Plant names may include places of origin (japonica), names of the discoverer (Banksia for Joseph Banks), or a patron (Duchess Clive for Clivia), or refer to color (alba for white) or growing location (alpestris for mountain habitats).

Linnaeus. Look at his chest for the Twinflower.

We are already using words from many languages. Cognates are words that are relatively the same in other languages. For example, English to Spanish music/musica, police/policia, chocolate/chocolate etc. There are many examples in French too: téléphone, professeur, entrepreneur, musique etc.

Linnaeus introduced binomial nomenclature in the mid 18th century at a time when physicians and herbalists needed accurate information since plants were the main source of medicine.

Linnaeus’ favorite flower was the Twinflower, Linnaea borealis. His friend Gronovius named it for him, and the specific epithet borealis tells us it’s a northern species.

Twinflower. Photo: www.wildaboutflowers.ca/index.php


Another plant is Taraxicum officinale, the common dandelion. Taraxicum is from the Arabic for a bitter herb, and officinale is from the word officinalis which literally means “of or belonging to an offic?na‘, the storeroom of a monastery, where medicines and other necessaries were kept.” From Wikipedia.

No picture needed!

Forget-me-not. Sometimes they’re pink!


Remember this from your high school science class: Kingdom, Phylum, Class, Order, Family, Genus, Species? Or the mnemonic: King Phillip Came Over For Great Spaghetti. For our purposes here, concentrate on the last two categories: the genus is always capitalized, and species is always written in lower case. Myosotis alpestris, the Forget-me-not, is the Alaska State Flower. Myosotis describes the leaf shape, Greek for mouse ear, and alpestris means “of lower, wooded, mountain habitats.”

Achillea millefolium aka Yarrow. The thousand-leaf plant.


One more: Achillea millefolium, or Yarrow. The genus name Achillea comes from the story that Achilles used the leaves of the plant to staunch his warrior’s wounds, and the specific epithet basically means 1,000 (mille) and leaves (folium). A plant with Achillea-like leaves might be called achilleifolius. Get it?

Subspecies and Variety

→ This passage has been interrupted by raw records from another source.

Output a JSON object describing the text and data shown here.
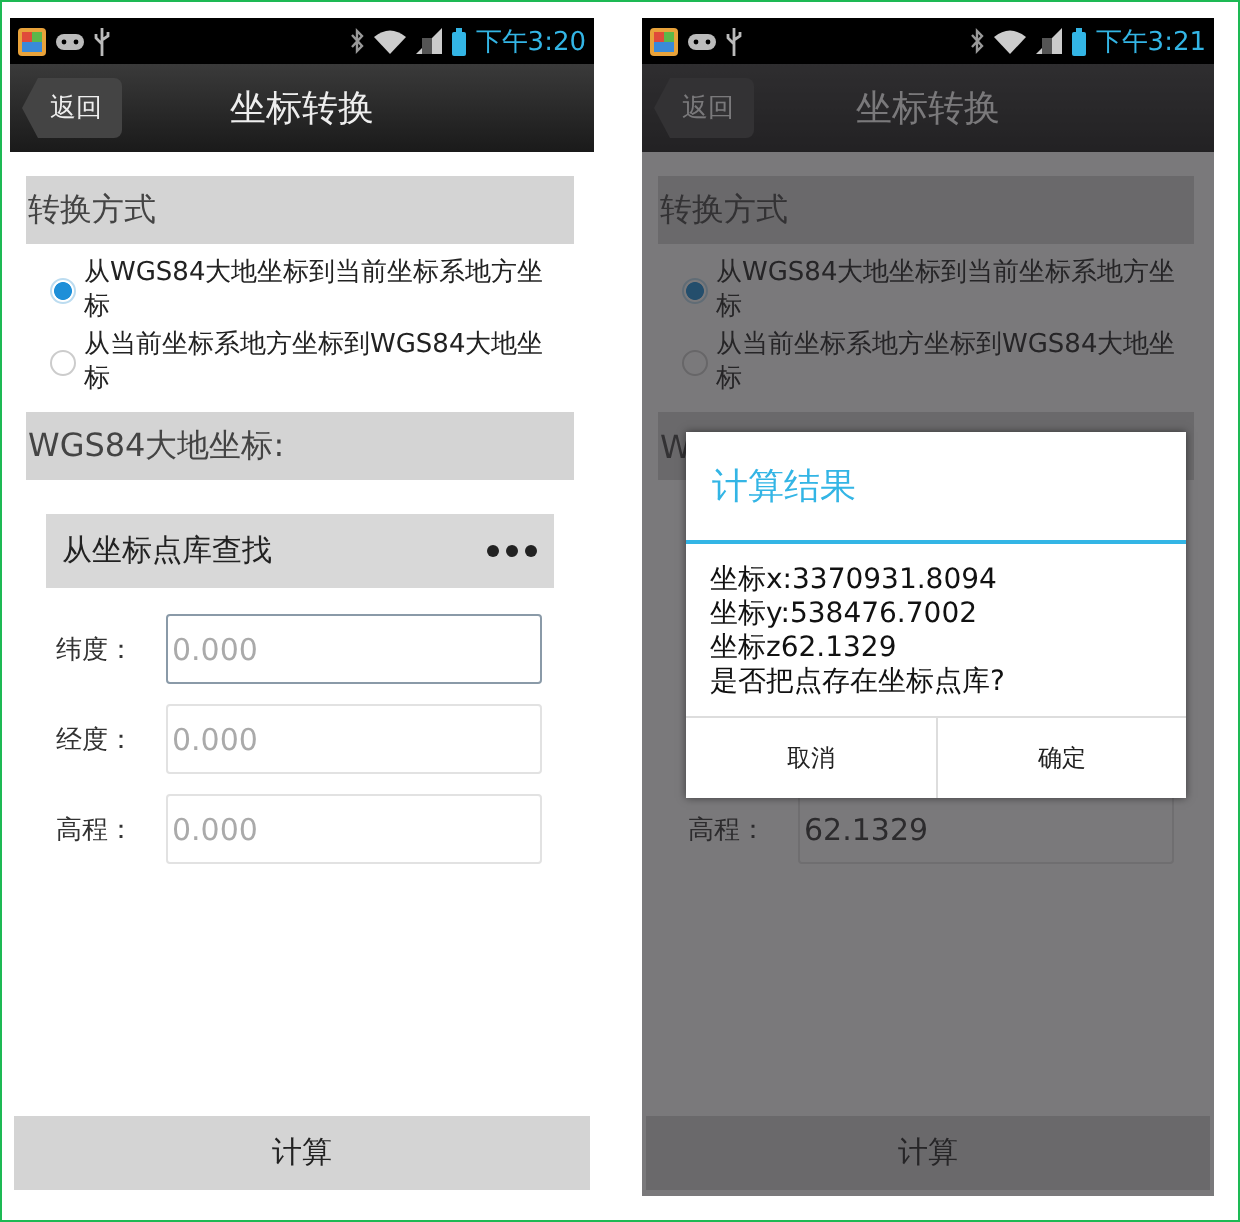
{
  "screens": [
    {
      "status_bar": {
        "time": "下午3:20"
      },
      "back_button": "返回",
      "title": "坐标转换",
      "conversion_section": "转换方式",
      "options": [
        {
          "label": "从WGS84大地坐标到当前坐标系地方坐标",
          "selected": true
        },
        {
          "label": "从当前坐标系地方坐标到WGS84大地坐标",
          "selected": false
        }
      ],
      "coordinate_section": "WGS84大地坐标:",
      "lookup": {
        "label": "从坐标点库查找"
      },
      "fields": [
        {
          "label": "纬度：",
          "placeholder": "0.000",
          "focused": true
        },
        {
          "label": "经度：",
          "placeholder": "0.000",
          "focused": false
        },
        {
          "label": "高程：",
          "placeholder": "0.000",
          "focused": false
        }
      ],
      "calculate_button": "计算"
    },
    {
      "status_bar": {
        "time": "下午3:21"
      },
      "back_button": "返回",
      "title": "坐标转换",
      "conversion_section": "转换方式",
      "options": [
        {
          "label": "从WGS84大地坐标到当前坐标系地方坐标",
          "selected": true
        },
        {
          "label": "从当前坐标系地方坐标到WGS84大地坐标",
          "selected": false
        }
      ],
      "coordinate_section": "W",
      "fields": [
        {
          "label": "高程：",
          "value": "62.1329",
          "focused": false
        }
      ],
      "calculate_button": "计算",
      "dialog": {
        "title": "计算结果",
        "lines": [
          "坐标x:3370931.8094",
          "坐标y:538476.7002",
          "坐标z62.1329",
          "是否把点存在坐标点库?"
        ],
        "buttons": [
          "取消",
          "确定"
        ]
      }
    }
  ]
}
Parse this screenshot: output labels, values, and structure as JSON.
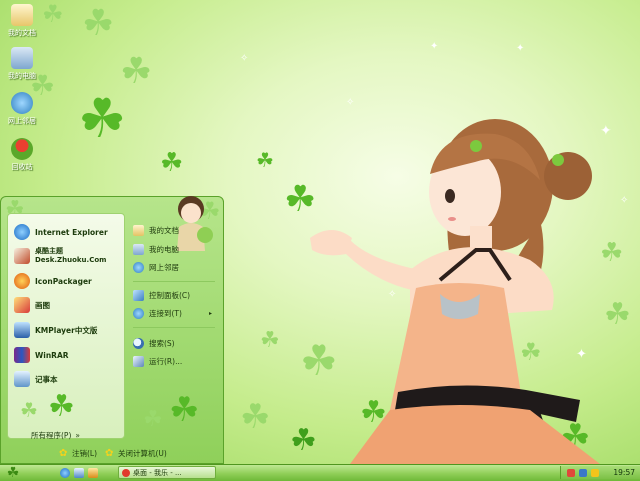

There are levels below Genus and Species. You might see L. for Linnaeus, or another person’s name. Subspecies is written as subsp. or ssp. (a variant of main species). Another is Variety-lower case italics, written var.


You can take a deeper dive into Latin usage but take it easy on yourself! Don’t be afraid of the names. Have fun learning something new. Pick a couple of favorite plants to research and let the plants tell you their stories. Don’t get bogged down in pronunciation. These have changed over time and place. Do your best. If you can pronounce dinosaur names, you can do this! Just concentrate on the genus and species name.

Helpful Hint: in English, a vowel says its own name at the end of a syllable. This is known as an open vowel, as in po ta to. In other words, the long vowel sound.  

 Here are some books with phonetic pronunciations to help you:

The Gardener’s Botanical by Ross Bayton

Latin for Gardeners by Lorraine Harrison

And the classic: Dictionary of Plant Names by Allan J. Coombes (find on a used book site).

Enjoy the journey!

Patrick Ryan is an Alaska Master Gardener and the Education Specialist for the Alaska Botanical Garden. A retired elementary school teacher, Patrick is a member of the Anchorage Community Forest Council and sits on the board for Alaska Agriculture in the Classroom.

1 comment on “What’s in a Name?

  1. Can willows really photosynthesize in winter thanks to their green bark? This is the first time I know about it.
    Previously, I was interested in getaway shootout for entertainment, this is a good entertainment. Thanks for your post, I can know more about our world.

Leave a Reply

Sign up for the Laidback Gardener blog and receive articles in your inbox every morning!

%d bloggers like this: